Report Suggests Cancer in Tasmanian Devils
CANBERRA, Australia — A mysterious illness that has killed tens of thousands of Tasmanian devils is caused by cancerous tumors that are spread by ferocious squabbling among the carnivorous marsupials, according to research published Thursday.
Numbers of the black, fox-sized scavengers with a bloodcurdling growl and powerful jaws that crunch through the bones of much larger animals have plunged in the past decade on Australia’s island state of Tasmania, which is their only natural habitat.
Researchers estimate the wild population has fallen from 140,000 in the 1990s to 80,000 due to devil facial tumor disease (DFTD), a mystery illness that creates grotesque tumors on the animals’ snouts that lead to starvation within a year.
But while many scientists had suspected a virus, the journal Nature published research Thursday that points to a unique, infectious cancer that is spread when devils bite each other, usually on the face, as they violently squabble over carcasses.
Cytogeneticist Anne-Marie Pearse, a researcher for the state of Tasmania who co-wrote the article, found that abnormalities in the chromosomes of the cancer cells were the same in every tumor.
The disease apparently began with a single sick devil, probably in the mid-1990s, that directly spread the cancer cells by biting rivals, which is natural devil behavior, she said.
“Devils jaw wrestle and bite each other a lot, usually in the face and around the mouth, and bits of tumor break off one devil and stick in the wounds of another,” Pearse told The Associated Press.
“We’ve found out how the disease is transmitted, which is a breakthrough in how we manage the wildlife population,” she said.
“Finding a vaccine would be the ultimate goal,” she added.
She suspected the continual line of cancer cells that had outlived its original host by years would attract interest from researchers of human cancer.
The only other such cancer occurred in dogs but, unlike the devils’ disease, could be overcome by the canine immune system.
“There will be implications for general cancer research because we’ve got ourselves an infectious cancer here which means it’s going to keep going … so that makes it easier to study,” she said.
University of Tasmania pathologist Prof.
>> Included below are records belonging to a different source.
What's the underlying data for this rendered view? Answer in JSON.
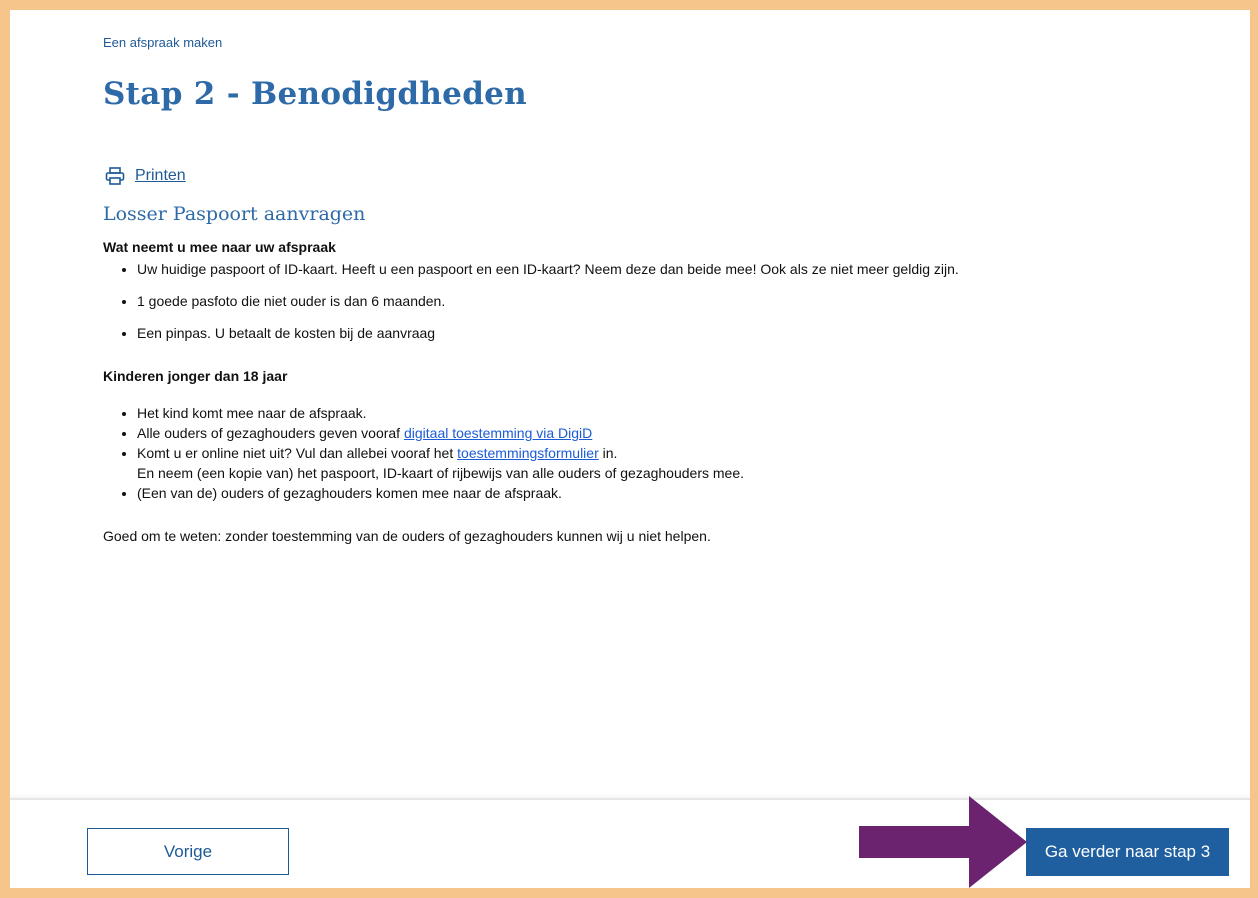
{
  "breadcrumb": "Een afspraak maken",
  "title": "Stap 2 - Benodigdheden",
  "print_label": "Printen",
  "section_title": "Losser Paspoort aanvragen",
  "bring": {
    "heading": "Wat neemt u mee naar uw afspraak",
    "items": [
      "Uw huidige paspoort of ID-kaart. Heeft u een paspoort en een ID-kaart? Neem deze dan beide mee! Ook als ze niet meer geldig zijn.",
      "1 goede pasfoto die niet ouder is dan 6 maanden.",
      "Een pinpas. U betaalt de kosten bij de aanvraag"
    ]
  },
  "children": {
    "heading": "Kinderen jonger dan 18 jaar",
    "item1": "Het kind komt mee naar de afspraak.",
    "item2_text": "Alle ouders of gezaghouders geven vooraf ",
    "item2_link": "digitaal toestemming via DigiD",
    "item3_text": "Komt u er online niet uit? Vul dan allebei vooraf het ",
    "item3_link": "toestemmingsformulier",
    "item3_after": " in.",
    "item3_line2": "En neem (een kopie van) het paspoort, ID-kaart of rijbewijs van alle ouders of gezaghouders mee.",
    "item4": "(Een van de) ouders of gezaghouders komen mee naar de afspraak.",
    "note": "Goed om te weten: zonder toestemming van de ouders of gezaghouders kunnen wij u niet helpen."
  },
  "footer": {
    "prev_label": "Vorige",
    "next_label": "Ga verder naar stap 3"
  },
  "colors": {
    "frame": "#f5c58c",
    "primary": "#1f5fa0",
    "heading": "#2d6aa7",
    "link": "#1a5bd6",
    "arrow": "#6b2370"
  },
  "icons": {
    "print": "printer-icon",
    "annotation": "arrow-right-icon"
  }
}
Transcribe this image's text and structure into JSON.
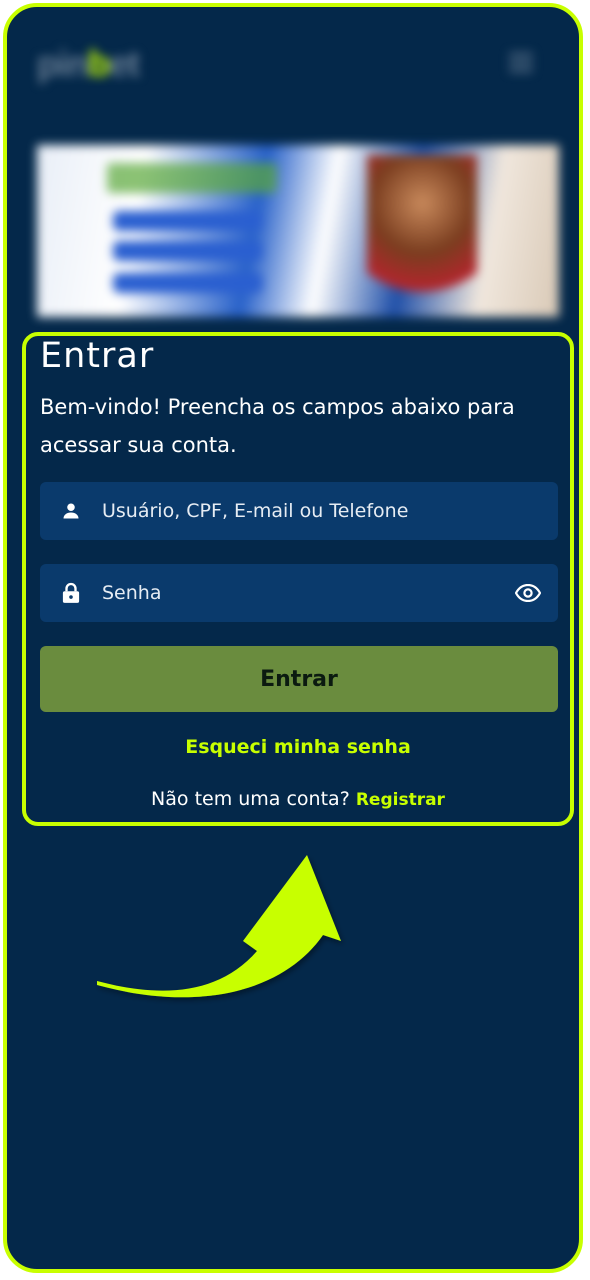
{
  "header": {
    "logo_text": "pinbet",
    "menu_icon": "hamburger-menu-icon"
  },
  "login": {
    "title": "Entrar",
    "subtitle": "Bem-vindo! Preencha os campos abaixo para acessar sua conta.",
    "username_placeholder": "Usuário, CPF, E-mail ou Telefone",
    "password_placeholder": "Senha",
    "submit_label": "Entrar",
    "forgot_label": "Esqueci minha senha",
    "no_account_text": "Não tem uma conta?",
    "register_label": "Registrar"
  },
  "colors": {
    "accent": "#c8ff00",
    "background": "#04284a",
    "field": "#0a3a6c",
    "button": "#6a8c3e"
  }
}
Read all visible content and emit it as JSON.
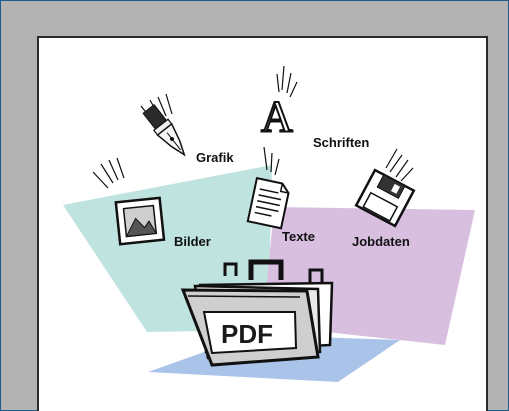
{
  "labels": {
    "grafik": "Grafik",
    "schriften": "Schriften",
    "bilder": "Bilder",
    "texte": "Texte",
    "jobdaten": "Jobdaten",
    "pdf": "PDF",
    "font_glyph": "A"
  },
  "colors": {
    "frame": "#b3b3b3",
    "border": "#1c5c8c",
    "teal_panel": "#bfe3df",
    "lilac_panel": "#d8bfe0",
    "blue_panel": "#a9c4e8"
  },
  "icons": [
    "pen-nib-icon",
    "font-icon",
    "picture-icon",
    "document-icon",
    "floppy-disk-icon",
    "briefcase-icon"
  ]
}
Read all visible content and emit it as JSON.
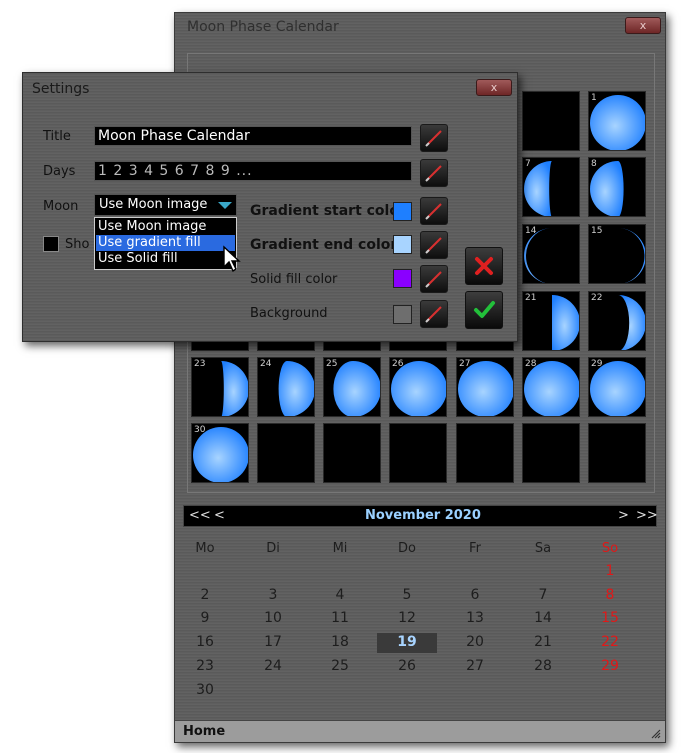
{
  "main_window": {
    "title": "Moon Phase Calendar",
    "close_label": "x",
    "calendar": {
      "prev_year": "<<",
      "prev_month": "<",
      "month_title": "November 2020",
      "next_month": ">",
      "next_year": ">>",
      "weekdays": [
        "Mo",
        "Di",
        "Mi",
        "Do",
        "Fr",
        "Sa",
        "So"
      ],
      "weeks": [
        [
          "",
          "",
          "",
          "",
          "",
          "",
          "1"
        ],
        [
          "2",
          "3",
          "4",
          "5",
          "6",
          "7",
          "8"
        ],
        [
          "9",
          "10",
          "11",
          "12",
          "13",
          "14",
          "15"
        ],
        [
          "16",
          "17",
          "18",
          "19",
          "20",
          "21",
          "22"
        ],
        [
          "23",
          "24",
          "25",
          "26",
          "27",
          "28",
          "29"
        ],
        [
          "30",
          "",
          "",
          "",
          "",
          "",
          ""
        ]
      ],
      "today": "19"
    },
    "moon_days": [
      "1",
      "7",
      "8",
      "14",
      "15",
      "21",
      "22",
      "23",
      "24",
      "25",
      "26",
      "27",
      "28",
      "29",
      "30"
    ],
    "status": "Home"
  },
  "settings": {
    "title": "Settings",
    "close_label": "x",
    "title_label": "Title",
    "title_value": "Moon Phase Calendar",
    "days_label": "Days",
    "days_value": "1 2 3 4 5 6 7 8 9 ...",
    "moon_label": "Moon",
    "moon_selected": "Use Moon image",
    "moon_options": [
      "Use Moon image",
      "Use gradient fill",
      "Use Solid fill"
    ],
    "moon_highlighted": "Use gradient fill",
    "show_label": "Sho",
    "gradient_start_label": "Gradient start color",
    "gradient_end_label": "Gradient end color",
    "solid_fill_label": "Solid fill color",
    "background_label": "Background",
    "colors": {
      "gradient_start": "#1e7fff",
      "gradient_end": "#a8d4ff",
      "solid_fill": "#8a00ff",
      "background": "#6e6e6e"
    }
  }
}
Conrad Muller, who specializes in cancer and immunology research, said it was too early to tell what the ramifications of the discovery would be.
“It certainly will attract a lot of interest because the devils have been dying out across the state,” Muller said. “If the tumors are all common, then one potential approach would be some sort of vaccine therapy.”